Book: Producing the Internet – Critical Perspectives of Social Media
Should contemporary media culture be understood as a culture that offers unprecedented freedom for producing participators – so-called “produsers”, or should it rather be understood as a culture in which various forms of user participation in fact are conditioned, or even manufactured, by organized, professional producers?
The contributions to this book add to our critical understanding of these new forms of media. They all draw on various theoretical concepts – such as producers, community, and participation – used when analysing media culture. But they also share a critical interest in problematizing and analysing the forms of power built into this culture.
Editor: Tobias Olsson
Publisher: Nordicom, 2013
Selected chapter titles:
- Social Media and Capitalism
- Dirty Work. Why Journalists Shun Reader Comments
- Transmedia Storytelling and a Young Audience. Public Service in the Blogosphere Era
Book: Mediation and Protest Movements
Over the past year, international and national media have been full of stories about protest movements and tumultuous social upheaval from Tunisia to California. But scholars have not yet fully addressed the connection between these movements and the media and communication channels through which their messages spread.
Correcting that imbalance, Mediation and Protest Movements explores the nature of the relationship between protest movements, media representation, and communication strategies and tactics. By covering online and offline contexts, as well as mainstream and alternative media, Mediation and Protest Movements bridges the gap between social-movement theory and media and communication studies, making this an important text for students and scholars of the media and social change.

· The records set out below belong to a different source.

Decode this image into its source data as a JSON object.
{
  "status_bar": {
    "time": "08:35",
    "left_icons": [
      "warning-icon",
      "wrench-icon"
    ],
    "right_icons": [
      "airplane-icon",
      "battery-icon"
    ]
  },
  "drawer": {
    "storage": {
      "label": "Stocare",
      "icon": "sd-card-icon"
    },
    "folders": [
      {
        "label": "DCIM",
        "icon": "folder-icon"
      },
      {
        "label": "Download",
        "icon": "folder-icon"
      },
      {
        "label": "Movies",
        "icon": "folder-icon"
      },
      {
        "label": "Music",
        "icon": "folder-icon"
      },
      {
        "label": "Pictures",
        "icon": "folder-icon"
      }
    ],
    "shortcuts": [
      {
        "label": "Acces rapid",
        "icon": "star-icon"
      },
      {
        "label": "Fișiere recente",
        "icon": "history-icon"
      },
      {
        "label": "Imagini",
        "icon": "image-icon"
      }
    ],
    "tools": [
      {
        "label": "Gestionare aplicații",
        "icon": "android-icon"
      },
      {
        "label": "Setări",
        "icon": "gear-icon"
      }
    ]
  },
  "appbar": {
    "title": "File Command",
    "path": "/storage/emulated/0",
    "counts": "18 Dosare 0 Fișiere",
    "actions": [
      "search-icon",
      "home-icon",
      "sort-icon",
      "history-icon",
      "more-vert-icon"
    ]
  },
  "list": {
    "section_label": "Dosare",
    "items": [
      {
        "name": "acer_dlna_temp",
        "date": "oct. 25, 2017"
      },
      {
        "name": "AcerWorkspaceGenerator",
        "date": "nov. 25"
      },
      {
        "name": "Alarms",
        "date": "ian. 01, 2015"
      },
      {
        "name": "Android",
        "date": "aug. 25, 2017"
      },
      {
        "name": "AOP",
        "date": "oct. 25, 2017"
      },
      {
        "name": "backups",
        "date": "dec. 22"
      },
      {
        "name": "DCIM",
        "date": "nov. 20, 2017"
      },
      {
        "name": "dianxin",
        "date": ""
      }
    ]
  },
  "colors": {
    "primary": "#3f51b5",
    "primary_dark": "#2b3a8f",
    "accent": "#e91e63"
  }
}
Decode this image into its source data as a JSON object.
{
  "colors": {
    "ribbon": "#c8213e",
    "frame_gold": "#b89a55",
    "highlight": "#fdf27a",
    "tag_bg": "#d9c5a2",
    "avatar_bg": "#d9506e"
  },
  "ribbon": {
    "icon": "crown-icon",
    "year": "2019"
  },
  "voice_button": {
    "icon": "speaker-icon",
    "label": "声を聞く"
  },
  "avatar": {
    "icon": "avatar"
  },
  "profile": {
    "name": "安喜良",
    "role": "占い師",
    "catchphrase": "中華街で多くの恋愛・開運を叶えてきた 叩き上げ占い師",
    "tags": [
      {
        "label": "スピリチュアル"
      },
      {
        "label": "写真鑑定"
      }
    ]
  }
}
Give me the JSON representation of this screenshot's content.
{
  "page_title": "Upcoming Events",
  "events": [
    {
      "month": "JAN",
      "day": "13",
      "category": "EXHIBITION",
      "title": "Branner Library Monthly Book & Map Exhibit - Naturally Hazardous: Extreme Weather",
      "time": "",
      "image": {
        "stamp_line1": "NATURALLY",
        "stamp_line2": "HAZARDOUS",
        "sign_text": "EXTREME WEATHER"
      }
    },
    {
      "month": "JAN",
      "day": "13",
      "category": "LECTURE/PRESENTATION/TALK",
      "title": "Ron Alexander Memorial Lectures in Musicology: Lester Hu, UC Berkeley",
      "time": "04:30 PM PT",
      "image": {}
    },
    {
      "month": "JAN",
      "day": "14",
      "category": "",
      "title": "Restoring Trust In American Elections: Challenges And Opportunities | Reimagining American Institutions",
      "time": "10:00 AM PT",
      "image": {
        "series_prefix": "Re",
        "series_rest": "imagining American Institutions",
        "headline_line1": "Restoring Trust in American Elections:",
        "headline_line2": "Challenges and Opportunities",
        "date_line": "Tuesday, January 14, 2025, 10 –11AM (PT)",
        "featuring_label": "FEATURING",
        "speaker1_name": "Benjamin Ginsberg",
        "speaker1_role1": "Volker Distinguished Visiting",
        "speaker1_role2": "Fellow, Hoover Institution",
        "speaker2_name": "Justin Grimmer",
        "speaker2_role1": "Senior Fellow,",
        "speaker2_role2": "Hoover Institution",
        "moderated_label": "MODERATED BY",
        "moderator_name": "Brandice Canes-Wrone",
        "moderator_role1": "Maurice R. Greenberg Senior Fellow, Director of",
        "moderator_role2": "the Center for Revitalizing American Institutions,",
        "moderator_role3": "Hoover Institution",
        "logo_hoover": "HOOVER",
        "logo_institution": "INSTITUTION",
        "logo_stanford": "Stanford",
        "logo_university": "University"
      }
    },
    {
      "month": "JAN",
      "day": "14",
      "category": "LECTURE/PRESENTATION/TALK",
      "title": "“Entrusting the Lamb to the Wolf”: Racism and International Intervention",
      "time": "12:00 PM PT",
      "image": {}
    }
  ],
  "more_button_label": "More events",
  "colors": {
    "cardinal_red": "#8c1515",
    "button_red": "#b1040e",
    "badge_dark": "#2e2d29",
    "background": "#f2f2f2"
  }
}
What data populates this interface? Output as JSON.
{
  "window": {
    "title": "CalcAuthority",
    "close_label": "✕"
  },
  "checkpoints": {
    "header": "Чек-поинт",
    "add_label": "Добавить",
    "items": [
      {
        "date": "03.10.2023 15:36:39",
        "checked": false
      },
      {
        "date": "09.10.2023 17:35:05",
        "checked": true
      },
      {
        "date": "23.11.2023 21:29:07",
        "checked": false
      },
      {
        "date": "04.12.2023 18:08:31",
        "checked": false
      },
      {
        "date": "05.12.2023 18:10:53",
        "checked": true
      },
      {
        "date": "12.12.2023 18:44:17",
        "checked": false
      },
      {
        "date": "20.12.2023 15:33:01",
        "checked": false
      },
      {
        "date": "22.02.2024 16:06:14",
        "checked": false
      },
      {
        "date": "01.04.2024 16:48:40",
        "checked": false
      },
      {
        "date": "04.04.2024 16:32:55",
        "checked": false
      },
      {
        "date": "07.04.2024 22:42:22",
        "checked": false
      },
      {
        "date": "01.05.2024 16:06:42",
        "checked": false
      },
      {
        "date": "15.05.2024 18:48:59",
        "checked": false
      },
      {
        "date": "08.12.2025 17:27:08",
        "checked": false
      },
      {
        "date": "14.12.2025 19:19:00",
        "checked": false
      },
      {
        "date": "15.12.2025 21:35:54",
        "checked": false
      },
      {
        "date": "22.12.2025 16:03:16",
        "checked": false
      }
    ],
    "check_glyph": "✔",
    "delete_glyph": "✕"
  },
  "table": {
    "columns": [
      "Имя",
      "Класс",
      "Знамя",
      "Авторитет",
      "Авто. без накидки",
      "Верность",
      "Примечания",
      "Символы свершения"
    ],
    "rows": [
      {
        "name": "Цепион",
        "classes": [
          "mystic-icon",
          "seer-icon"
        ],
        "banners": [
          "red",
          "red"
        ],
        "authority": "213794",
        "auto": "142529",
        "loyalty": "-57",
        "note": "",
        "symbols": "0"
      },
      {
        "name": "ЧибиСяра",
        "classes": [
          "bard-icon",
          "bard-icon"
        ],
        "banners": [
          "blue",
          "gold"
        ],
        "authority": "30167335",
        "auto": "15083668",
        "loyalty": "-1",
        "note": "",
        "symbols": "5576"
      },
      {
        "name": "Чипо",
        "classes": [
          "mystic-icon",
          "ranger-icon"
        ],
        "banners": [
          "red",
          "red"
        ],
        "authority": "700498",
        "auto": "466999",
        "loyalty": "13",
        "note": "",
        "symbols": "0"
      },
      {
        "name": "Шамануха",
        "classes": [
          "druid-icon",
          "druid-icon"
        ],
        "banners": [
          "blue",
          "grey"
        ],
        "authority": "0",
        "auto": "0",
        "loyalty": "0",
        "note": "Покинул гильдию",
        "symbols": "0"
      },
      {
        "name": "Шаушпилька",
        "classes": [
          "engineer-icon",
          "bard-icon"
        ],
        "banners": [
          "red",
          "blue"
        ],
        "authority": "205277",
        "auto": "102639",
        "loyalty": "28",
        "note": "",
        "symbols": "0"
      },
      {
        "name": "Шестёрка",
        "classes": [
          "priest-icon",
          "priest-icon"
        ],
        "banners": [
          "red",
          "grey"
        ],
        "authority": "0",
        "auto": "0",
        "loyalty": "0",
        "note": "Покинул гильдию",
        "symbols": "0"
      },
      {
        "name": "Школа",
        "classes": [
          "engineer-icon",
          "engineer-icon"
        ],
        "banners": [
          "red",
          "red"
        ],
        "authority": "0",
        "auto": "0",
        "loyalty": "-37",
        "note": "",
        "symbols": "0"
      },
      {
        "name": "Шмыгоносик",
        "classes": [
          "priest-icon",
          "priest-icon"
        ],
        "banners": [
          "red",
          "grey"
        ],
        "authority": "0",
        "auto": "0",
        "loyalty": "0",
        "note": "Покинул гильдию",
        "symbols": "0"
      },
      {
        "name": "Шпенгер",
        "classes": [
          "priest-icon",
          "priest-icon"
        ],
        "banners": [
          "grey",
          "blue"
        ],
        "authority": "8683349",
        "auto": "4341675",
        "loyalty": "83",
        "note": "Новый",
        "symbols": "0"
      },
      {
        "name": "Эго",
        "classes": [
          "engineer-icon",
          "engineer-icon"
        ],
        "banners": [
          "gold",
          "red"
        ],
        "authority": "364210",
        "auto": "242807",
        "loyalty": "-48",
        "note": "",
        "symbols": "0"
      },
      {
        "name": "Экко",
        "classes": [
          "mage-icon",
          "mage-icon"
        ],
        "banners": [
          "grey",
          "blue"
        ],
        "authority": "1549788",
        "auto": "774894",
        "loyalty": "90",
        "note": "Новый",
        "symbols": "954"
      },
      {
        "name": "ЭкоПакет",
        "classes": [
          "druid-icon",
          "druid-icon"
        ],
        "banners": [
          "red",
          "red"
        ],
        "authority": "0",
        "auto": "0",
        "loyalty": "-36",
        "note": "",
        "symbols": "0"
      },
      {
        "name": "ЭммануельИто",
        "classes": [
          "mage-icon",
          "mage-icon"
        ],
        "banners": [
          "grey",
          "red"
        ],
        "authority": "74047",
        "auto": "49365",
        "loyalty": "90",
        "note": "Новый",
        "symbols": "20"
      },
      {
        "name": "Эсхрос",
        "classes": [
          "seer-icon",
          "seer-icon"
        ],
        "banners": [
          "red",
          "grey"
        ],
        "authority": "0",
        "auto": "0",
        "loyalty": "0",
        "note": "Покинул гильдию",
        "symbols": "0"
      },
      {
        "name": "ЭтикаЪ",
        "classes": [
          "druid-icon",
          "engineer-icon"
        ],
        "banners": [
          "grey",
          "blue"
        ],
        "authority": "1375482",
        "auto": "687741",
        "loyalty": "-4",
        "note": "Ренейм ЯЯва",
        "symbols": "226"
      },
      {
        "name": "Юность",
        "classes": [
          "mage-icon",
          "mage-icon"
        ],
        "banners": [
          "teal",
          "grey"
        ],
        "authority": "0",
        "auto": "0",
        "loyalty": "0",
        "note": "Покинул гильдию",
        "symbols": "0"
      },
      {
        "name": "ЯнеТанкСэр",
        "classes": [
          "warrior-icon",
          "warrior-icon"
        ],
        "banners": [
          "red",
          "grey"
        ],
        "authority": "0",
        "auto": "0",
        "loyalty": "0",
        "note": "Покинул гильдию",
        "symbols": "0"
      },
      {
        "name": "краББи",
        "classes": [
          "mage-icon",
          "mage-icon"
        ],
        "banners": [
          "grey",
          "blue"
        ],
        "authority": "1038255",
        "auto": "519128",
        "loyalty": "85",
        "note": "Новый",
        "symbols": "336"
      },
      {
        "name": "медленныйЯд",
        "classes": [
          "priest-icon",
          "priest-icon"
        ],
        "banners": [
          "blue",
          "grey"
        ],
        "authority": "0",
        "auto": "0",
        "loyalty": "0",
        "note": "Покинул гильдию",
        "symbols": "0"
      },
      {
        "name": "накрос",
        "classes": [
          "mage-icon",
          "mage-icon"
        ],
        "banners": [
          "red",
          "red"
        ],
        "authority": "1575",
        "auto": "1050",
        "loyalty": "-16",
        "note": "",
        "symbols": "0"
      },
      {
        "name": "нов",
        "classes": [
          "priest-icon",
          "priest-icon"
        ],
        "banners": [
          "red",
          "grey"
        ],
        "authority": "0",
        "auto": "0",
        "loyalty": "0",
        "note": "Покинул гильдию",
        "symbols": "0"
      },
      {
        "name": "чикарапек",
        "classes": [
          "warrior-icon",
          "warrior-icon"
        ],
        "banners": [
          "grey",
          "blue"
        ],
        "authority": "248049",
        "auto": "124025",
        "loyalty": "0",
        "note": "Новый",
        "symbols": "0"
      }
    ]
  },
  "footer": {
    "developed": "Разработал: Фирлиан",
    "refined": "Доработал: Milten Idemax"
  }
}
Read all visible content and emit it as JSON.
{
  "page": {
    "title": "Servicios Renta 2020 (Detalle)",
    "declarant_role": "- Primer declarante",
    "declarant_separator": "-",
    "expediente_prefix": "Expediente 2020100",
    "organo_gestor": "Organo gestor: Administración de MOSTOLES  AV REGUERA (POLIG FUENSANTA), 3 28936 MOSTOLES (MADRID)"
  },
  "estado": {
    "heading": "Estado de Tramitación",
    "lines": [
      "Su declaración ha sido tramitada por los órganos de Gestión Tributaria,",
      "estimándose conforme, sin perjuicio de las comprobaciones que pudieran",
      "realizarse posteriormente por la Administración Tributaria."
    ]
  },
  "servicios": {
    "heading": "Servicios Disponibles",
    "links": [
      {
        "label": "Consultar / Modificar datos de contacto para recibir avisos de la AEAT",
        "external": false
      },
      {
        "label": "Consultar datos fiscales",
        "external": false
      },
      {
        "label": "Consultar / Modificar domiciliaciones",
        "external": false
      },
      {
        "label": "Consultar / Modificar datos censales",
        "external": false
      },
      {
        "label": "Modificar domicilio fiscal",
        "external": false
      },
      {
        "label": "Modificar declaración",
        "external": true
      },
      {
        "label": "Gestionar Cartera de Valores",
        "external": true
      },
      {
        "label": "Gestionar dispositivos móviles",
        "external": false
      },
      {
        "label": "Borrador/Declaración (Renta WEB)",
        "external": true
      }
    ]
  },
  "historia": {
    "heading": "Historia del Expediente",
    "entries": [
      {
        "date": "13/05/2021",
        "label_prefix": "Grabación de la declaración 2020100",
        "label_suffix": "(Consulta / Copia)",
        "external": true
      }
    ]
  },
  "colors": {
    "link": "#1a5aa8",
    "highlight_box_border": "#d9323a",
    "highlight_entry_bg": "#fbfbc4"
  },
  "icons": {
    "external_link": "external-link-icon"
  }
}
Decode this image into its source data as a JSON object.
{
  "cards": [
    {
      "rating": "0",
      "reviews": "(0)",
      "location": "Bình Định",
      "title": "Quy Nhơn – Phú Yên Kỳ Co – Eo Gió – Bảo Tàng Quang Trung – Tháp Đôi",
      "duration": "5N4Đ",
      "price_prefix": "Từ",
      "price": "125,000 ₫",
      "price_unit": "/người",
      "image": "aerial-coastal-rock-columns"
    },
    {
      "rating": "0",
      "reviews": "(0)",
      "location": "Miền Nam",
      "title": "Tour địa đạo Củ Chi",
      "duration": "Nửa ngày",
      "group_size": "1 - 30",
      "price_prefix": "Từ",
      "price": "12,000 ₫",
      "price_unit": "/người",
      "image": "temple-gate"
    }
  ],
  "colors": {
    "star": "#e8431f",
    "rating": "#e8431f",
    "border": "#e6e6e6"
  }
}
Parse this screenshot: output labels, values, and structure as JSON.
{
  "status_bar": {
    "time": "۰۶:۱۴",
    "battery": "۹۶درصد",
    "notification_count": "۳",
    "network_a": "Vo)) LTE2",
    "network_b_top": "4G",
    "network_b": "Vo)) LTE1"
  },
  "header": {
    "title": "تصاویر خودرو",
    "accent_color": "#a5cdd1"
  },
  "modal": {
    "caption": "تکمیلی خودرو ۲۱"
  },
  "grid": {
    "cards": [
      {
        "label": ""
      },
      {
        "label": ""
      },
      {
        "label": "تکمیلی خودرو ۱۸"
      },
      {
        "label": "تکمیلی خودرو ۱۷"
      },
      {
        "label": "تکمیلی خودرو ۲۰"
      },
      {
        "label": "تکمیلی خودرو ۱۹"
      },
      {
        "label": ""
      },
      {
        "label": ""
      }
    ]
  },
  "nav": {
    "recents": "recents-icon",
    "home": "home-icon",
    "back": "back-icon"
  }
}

Editors: Bart Cammaerts, Alice Mattoni, and Patrick McCurdy
Publisher: Intellect, 2013
Book: Beyond WikiLeaks – Implications for the Future of Communications, Journalism, and Society
Beyond WikiLeaks opens a space to reflect on the broader implications across political and media fields, and on the transformations that result from new forms of leak journalism and transparency activism.
A select group of renowned scholars, international experts, and WikiLeaks ‘insiders’ discuss the consequences of the WikiLeaks saga for traditional media, international journalism, freedom of expression, policymaking, civil society, social change, and international politics.
Edited by Benedetta Brevini, Arne Hintz and Patrick McCurdy
Published by Palgrave Macmillan, 2013, http://www.palgrave.com/products/title.aspx?pid=637302
Authors include: Harvard University’s Yochai Benkler; Graham Murdoch of Loughborough University; net activism scholar, Gabriella Coleman; the Director for International Freedom of Expression at the Electronic Frontier Foundation, Jillian York; and Guardian editor, Chris Elliott. The book also includes a conversation between philosopher, Slavoj Zizek, and WikiLeaks founder, Julian Assange, and its prologue is written by Birgitta Jónsdóttir, Icelandic MP and editor of the WikiLeaks video ‘Collateral Murder’.
Ebooks for scholars?
There is an interesting article in the Chronicle for Higher Education about university presses finally getting the works of scholars out in an ebook format. While this is a major step forward and a great option for libraries, I would love to see a more affordable option for independent scholars.
For reviews and more, visit my personal blog, Glinda Says!
Academic books are almost notorious for having ugly, inaccessible design. This is an example of effective academic book design, although there’s a few things I would’ve changed.
The chapter headings are set in a san serif font to differentiate them from the body text. The chapter title is set in a bold weight to differentiate it from the subtitle. The chapter drop adds white space and breaks up the reading between chapters. I do think the leading between the chapter title and subtitle is too wide, and I’m not sure that right aligning the chapter number is a good idea, it’s too easy to miss it altogether.
Although the font is relatively small, the line measure is still a comfortable length, about 60 characters. This is close to Bringhurst’s ideal measure of 66 characters.
The illustrations in this book are what Lee calls ‘representative’ illustrations. They are an integral part of the book. The designer has set the illustrations at the top of the page so they don’t break up the text panel. The illustration is clearly numbered and captioned. The caption style is in the same font as the body text, but a smaller type. In this way it both complements and contrasts the body text.
The notes are all formatted as endnotes and included with other endmatter at the back of the book. As Mitchell & Wightman recommend, the endnotes are typeset to be consistent with other endmatter (bibliography, index). The font is slightly smaller than the body text but still readable. The headings are set in a different font—the same san serif as the chapter headings—so readers can easily find the notes they’re looking for.
Although it’s hard to tell from this scan, this book is printed on 80 gsm cream book paper. It’s much easier on the eyes than standard white paper and contributes to the aesthetic appeal of the book.